"Dear Mr. Vernon, We accept the fact that we had to sacrifice a whole Saturday in detention for whatever it was we did wrong. What we did *was* wrong. But we think you're crazy to make us write an essay telling you who we think we are. What do you care? You see us as you want to see us - in the simplest terms, in the most convenient definitions. You see us as a brain, an athlete, a basket case, a princess and a criminal. Correct? That's the way we saw each other at 7:00 this morning. We were brainwashed."
John Hughes wrote the words of my childhood.
As a comedic writer, Hughes' influence on me is undeniable. His one-liners from films like Mr. Mom ("How 'bout a little shave of that mustache, Ron?) and National Lampoon's Vacation ("Ya' got Asteroids?...Naw, but my dad does. Can't even sit on the toilet some days") never fail to make me chuckle, even if I've heard them a dozen times. His way with a pen is legendary, having written the majority of films that spoke to my generation. In the era of raunchy teen romps like Porky's, Hughes treated his teenage protagonists with respect and understanding--a revelation to youth like myself who felt like parts of our real lives were actually being portrayed on the big screen. What adults don't often understand is just how serious everything seems when you're struggling to find yourself amongst the lockers, proms and classes. But John, he got it. Got the alienation, the unrequited love, the angst, all of it. Whether you are a Blane, a Ferris, a Cameron, a Donger, or an Andie (me, I will always be a Duckman), Hughes understood you. And he did it again and again, with scary accuracy.

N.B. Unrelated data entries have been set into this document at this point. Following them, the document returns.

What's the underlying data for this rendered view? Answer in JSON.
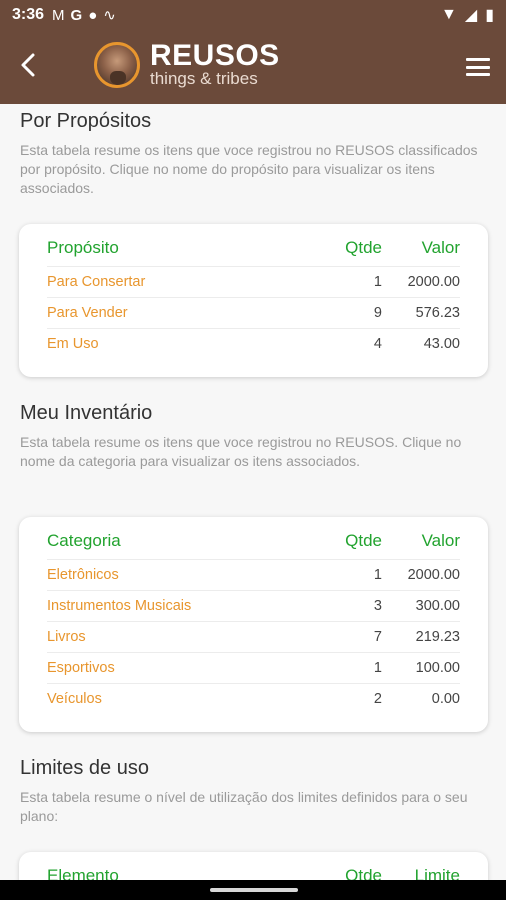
{
  "status": {
    "time": "3:36",
    "icons": [
      "gmail-icon",
      "google-icon",
      "circle-icon",
      "signal-wave-icon"
    ]
  },
  "appbar": {
    "brand": "REUSOS",
    "tagline": "things & tribes"
  },
  "sections": [
    {
      "title": "Por Propósitos",
      "desc": "Esta tabela resume os itens que voce registrou no REUSOS classificados por propósito. Clique no nome do propósito para visualizar os itens associados.",
      "headers": [
        "Propósito",
        "Qtde",
        "Valor"
      ],
      "rows": [
        {
          "name": "Para Consertar",
          "qty": "1",
          "value": "2000.00"
        },
        {
          "name": "Para Vender",
          "qty": "9",
          "value": "576.23"
        },
        {
          "name": "Em Uso",
          "qty": "4",
          "value": "43.00"
        }
      ]
    },
    {
      "title": "Meu Inventário",
      "desc": "Esta tabela resume os itens que voce registrou no REUSOS. Clique no nome da categoria para visualizar os itens associados.",
      "headers": [
        "Categoria",
        "Qtde",
        "Valor"
      ],
      "rows": [
        {
          "name": "Eletrônicos",
          "qty": "1",
          "value": "2000.00"
        },
        {
          "name": "Instrumentos Musicais",
          "qty": "3",
          "value": "300.00"
        },
        {
          "name": "Livros",
          "qty": "7",
          "value": "219.23"
        },
        {
          "name": "Esportivos",
          "qty": "1",
          "value": "100.00"
        },
        {
          "name": "Veículos",
          "qty": "2",
          "value": "0.00"
        }
      ]
    },
    {
      "title": "Limites de uso",
      "desc": "Esta tabela resume o nível de utilização dos limites definidos para o seu plano:",
      "headers": [
        "Elemento",
        "Qtde",
        "Limite"
      ],
      "rows": []
    }
  ],
  "colors": {
    "appbar": "#6b4a3a",
    "accent_green": "#22a32f",
    "accent_orange": "#e8962e"
  }
}
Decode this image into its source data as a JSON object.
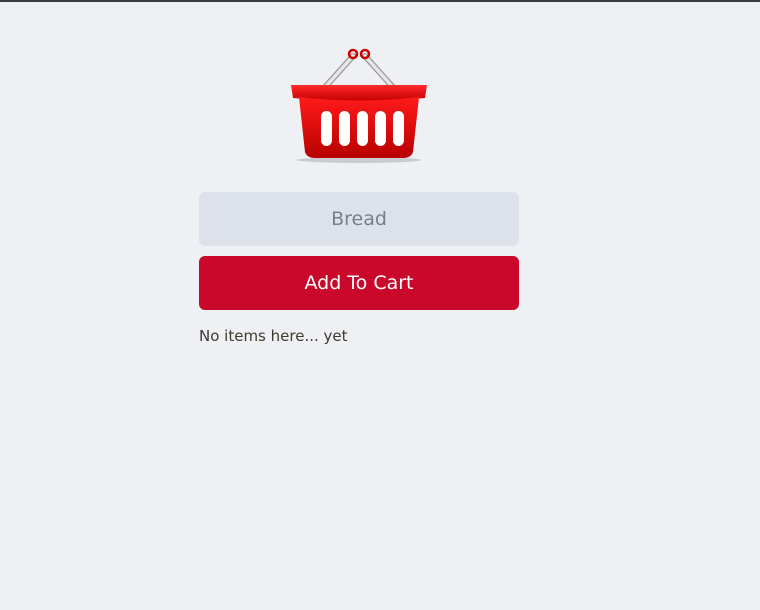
{
  "cart": {
    "logo_icon": "shopping-basket-icon",
    "input_value": "",
    "input_placeholder": "Bread",
    "add_button_label": "Add To Cart",
    "empty_message": "No items here... yet"
  },
  "colors": {
    "background": "#eef0f4",
    "input_background": "#dde1ea",
    "accent": "#c9082b",
    "basket_red": "#e00000"
  }
}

It was a bummer when Hughes went the way of Salinger, disappearing from the public eye, his stamp gone from the teen films hitting the multiplexes, giving way to glossy, stupid, vapid portraits of youth (the films of one Mr. Freddie Prinze, Jr. come to mind). I was always waiting for him to come roaring back one day, back to the youth that so badly need him. His passing was indeed tragic...but the work he left behind is timeless. Generations to come will sympathize with Cameron Frye ("He'll just keep calling..."); watch the Griswolds circle endlessly on the west bank ("Look kids! Big Ben! Parliament!); recoil in embarrassment as Samantha Baker gets felt up by her own grandmother ("Fred! She's gotten her boobies!"); and laugh as Bender takes on Vernon ("Does Barry Manilow know that you raid his wardrobe?").
Thanks for understanding, John.